On April 29, 1770, the heavy and clumsy ship Endeavor anchored in the waters of a charming bay. Among the team of captain James Cook, who went in search of an unknown southern continent, in other words, Australia, there was also a scientist – amateur botanist of the Royal Geographical Society Joseph Banks. He was so struck by the picture of dozens of plants that were unknown to the science of that time that he had discovered that he persuaded Cook to rename the seemingly named bay. Since then, it has been called the Botanical, that is, Botany Bay.
It must be said that the expedition with so many scientists on board went to the expanses of the Pacific Ocean for the first time. In addition to Banks, on board the Endeavor were the Swedish naturalists Solander Continue reading
Not far from Sydney on the coast, in the area of Botany Bay, stands a high stone stele. It was erected in honor of the great French navigator Jean Francois Gallo de Laperouse. But what is the connection between him and Australia? The fact is that after Laperouse sailed from these shores in January 1788, no one else saw him alive.
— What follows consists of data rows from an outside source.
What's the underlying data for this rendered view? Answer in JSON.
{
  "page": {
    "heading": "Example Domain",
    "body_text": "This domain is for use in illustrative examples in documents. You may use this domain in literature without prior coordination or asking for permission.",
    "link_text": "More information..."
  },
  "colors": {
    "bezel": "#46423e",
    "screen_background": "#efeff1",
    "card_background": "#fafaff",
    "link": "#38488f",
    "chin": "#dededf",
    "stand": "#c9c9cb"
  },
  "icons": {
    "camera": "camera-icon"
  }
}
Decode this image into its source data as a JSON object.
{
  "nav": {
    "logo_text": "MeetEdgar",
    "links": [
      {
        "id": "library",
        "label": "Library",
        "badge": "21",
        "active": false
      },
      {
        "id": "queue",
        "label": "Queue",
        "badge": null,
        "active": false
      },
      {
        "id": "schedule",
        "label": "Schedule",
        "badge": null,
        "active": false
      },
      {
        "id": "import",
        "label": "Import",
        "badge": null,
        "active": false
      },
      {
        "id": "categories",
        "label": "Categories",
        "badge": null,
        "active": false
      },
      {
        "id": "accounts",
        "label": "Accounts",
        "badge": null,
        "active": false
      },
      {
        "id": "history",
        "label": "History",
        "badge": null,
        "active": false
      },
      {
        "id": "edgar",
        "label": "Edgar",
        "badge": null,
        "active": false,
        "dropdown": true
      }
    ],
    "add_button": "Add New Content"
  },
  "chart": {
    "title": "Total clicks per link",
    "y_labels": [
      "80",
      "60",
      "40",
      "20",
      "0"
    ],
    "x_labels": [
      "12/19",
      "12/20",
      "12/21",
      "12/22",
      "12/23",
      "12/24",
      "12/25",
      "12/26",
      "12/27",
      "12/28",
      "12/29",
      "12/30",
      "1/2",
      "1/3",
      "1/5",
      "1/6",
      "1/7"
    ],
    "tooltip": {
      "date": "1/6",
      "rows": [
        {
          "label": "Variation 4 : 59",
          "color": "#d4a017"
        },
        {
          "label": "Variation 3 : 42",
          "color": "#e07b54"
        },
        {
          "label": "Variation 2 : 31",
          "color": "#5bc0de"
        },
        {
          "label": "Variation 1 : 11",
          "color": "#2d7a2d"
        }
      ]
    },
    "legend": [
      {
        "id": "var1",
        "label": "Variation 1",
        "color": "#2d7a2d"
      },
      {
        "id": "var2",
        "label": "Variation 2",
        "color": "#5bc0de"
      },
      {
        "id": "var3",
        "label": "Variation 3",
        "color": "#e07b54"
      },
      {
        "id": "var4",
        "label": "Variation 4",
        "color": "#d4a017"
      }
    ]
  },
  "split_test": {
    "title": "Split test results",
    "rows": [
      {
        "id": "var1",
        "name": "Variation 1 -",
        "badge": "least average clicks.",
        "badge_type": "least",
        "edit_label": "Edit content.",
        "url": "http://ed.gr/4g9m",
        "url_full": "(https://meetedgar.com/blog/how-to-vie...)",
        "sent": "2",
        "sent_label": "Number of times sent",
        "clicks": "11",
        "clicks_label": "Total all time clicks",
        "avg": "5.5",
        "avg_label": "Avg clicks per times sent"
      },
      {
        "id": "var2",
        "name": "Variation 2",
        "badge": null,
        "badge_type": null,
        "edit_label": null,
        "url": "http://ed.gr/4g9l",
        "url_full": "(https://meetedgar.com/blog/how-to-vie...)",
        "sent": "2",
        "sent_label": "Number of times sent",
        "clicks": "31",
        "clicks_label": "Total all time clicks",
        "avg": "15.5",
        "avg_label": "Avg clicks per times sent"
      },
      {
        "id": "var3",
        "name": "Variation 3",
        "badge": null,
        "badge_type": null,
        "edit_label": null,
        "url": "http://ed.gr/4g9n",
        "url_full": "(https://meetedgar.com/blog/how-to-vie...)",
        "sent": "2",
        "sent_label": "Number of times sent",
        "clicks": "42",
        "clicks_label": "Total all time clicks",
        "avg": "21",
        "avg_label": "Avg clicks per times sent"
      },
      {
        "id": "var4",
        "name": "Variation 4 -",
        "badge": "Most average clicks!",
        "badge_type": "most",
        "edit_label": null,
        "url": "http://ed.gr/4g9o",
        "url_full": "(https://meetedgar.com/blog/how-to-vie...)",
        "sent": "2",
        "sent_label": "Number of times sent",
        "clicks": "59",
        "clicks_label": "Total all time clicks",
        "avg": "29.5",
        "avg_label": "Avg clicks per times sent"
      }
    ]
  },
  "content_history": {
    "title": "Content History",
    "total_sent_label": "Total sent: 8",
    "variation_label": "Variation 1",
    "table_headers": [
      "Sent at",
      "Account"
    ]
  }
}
The brave French captain disappeared forever, although further, frankly, not very active searches and gave some information about what could happen to him.
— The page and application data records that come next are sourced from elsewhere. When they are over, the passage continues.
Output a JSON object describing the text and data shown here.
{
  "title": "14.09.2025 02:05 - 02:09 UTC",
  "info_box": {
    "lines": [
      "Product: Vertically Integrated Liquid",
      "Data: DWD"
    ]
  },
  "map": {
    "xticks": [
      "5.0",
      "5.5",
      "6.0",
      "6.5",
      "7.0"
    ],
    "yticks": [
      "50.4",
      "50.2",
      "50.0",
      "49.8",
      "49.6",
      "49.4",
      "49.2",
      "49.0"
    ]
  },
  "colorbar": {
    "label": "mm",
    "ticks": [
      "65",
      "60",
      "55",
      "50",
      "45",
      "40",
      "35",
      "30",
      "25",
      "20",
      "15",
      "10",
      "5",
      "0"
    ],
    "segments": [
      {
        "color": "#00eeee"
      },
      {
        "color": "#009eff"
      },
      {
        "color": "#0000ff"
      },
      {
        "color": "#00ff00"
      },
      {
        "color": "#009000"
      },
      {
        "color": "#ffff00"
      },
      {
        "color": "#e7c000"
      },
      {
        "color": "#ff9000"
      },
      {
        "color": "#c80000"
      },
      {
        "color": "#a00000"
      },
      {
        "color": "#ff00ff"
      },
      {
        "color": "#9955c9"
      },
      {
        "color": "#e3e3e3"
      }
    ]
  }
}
The first European researchers found in Australia neither silver, nor gold, nor spices, nor other useful things. At first glance, this southern land in the Pacific turned out to be completely useless. James Cook, Continue reading
By sending Sir Arthur Phillip and the first batch of convicts to explore Australia, the British government had little idea where these people were going. The only reliable information about the new southern land in 1787 could be considered the report of Captain James Cook, made by him, however, 18 years before the arrival of the first English fleet in Australia.
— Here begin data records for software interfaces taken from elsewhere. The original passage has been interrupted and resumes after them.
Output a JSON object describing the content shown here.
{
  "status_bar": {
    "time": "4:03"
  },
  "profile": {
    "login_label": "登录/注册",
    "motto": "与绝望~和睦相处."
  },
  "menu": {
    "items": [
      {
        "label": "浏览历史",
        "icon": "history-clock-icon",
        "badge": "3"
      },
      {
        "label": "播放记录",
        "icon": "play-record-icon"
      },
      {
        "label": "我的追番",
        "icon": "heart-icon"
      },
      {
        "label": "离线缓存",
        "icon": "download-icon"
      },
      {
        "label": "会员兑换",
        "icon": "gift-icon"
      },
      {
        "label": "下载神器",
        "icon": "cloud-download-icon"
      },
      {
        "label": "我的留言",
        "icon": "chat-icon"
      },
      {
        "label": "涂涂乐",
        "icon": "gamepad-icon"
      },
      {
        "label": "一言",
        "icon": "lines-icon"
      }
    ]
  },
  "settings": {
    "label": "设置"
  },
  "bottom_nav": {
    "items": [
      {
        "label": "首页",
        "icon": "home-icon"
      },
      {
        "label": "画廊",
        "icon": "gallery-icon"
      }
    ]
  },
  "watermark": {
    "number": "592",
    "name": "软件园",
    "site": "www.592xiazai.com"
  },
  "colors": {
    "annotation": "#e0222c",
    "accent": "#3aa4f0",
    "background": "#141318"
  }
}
The brilliant discoverer described in detail everything that he managed to see on the amazing continent of Aborigines and kangaroos. The only drawback was that all of these descriptions concerned an exceptionally narrow strip of the east coast of the continent from present-day Sydney to a large barrier reef and Carpentaria Bay. Of course, Cook did not reach the interior of the mainland. After all, he was still a Continue reading